Facts about quitting smoking based on innovative OTRU research.
Click here to view a larger version and the references. You can also download the poster information in PowerPoint format (each item on one slide).
The Ontario Tobacco Research Unit, in collaboration with the Ontario Lung Association and several partner service agencies, launched a confidential Smokers’ Panel to gather information from current and former smokers that will help to develop future tobacco programs and services. Read the Press Release | Go to the Smokers’ Panel website
Knowledge Exchange is integral to our work. Learn more about OTRU’s knowledge exchange initiatives.
OTRU can help you with your knowledge, research and evaluation needs if you are a Smoke-Free Ontario stakeholder working on tobacco-related projects. To learn more about this service visit our Knowledge & Evaluation Support page.
Ontario Smokers’ Helpline or 1-877-513-5333 – a counselling service to help smokers quit (telephone or online). For additional information about smoking cessation, please talk to your health care professional or contact your local Public Health Unit
Ontario Ministry of Health and Long-Term Care – Quit Smoking – provides information on quitting and links to other resources
Health Canada – Quit Now – a site providing useful information on quitting, including self-help materials and other resources. This site also provides statistics about smoking in Canada, along with information about the health effects of smoking and second-hand smoke
Mead EL, Cohen JE, Kennedy CE, Gallo J, Latkin CA. The role of theory-driven graphic warning labels in motivation to quit: A qualitative study on perceptions from low-income, urban smokers. BMC Public Health 2015 Dec;15:1438. Free
Meng G, Brown KS, Thompson ME. Spatial and temporal patterns of smoking prevalence in Ontario. BMC Public Health 2015 Dec;15:1526. Free
Yang J, Modi BV, Tamplin SA, Aghi MB, Dave PV, Cohen JE. Air nicotine levels in public places in Ahmedabad, India: before and after implementation of the smoking ban. Indian Journal of Community Medicine 2015 Jan-Mar;40(1):27-32.

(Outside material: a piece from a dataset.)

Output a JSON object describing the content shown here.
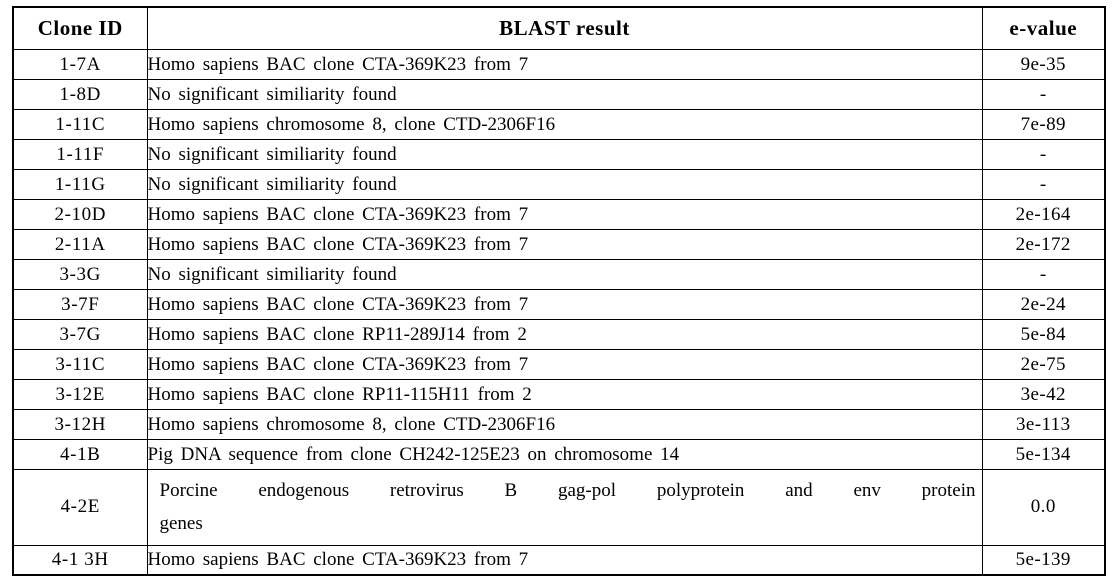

Zhang B, Cohen JE, Bondy SJ, Selby P. Duration of nicotine replacement therapy use and smoking cessation: A population-based longitudinal study. American Journal of Epidemiology 2015 Mar 3 [Epub ahead of print]. Free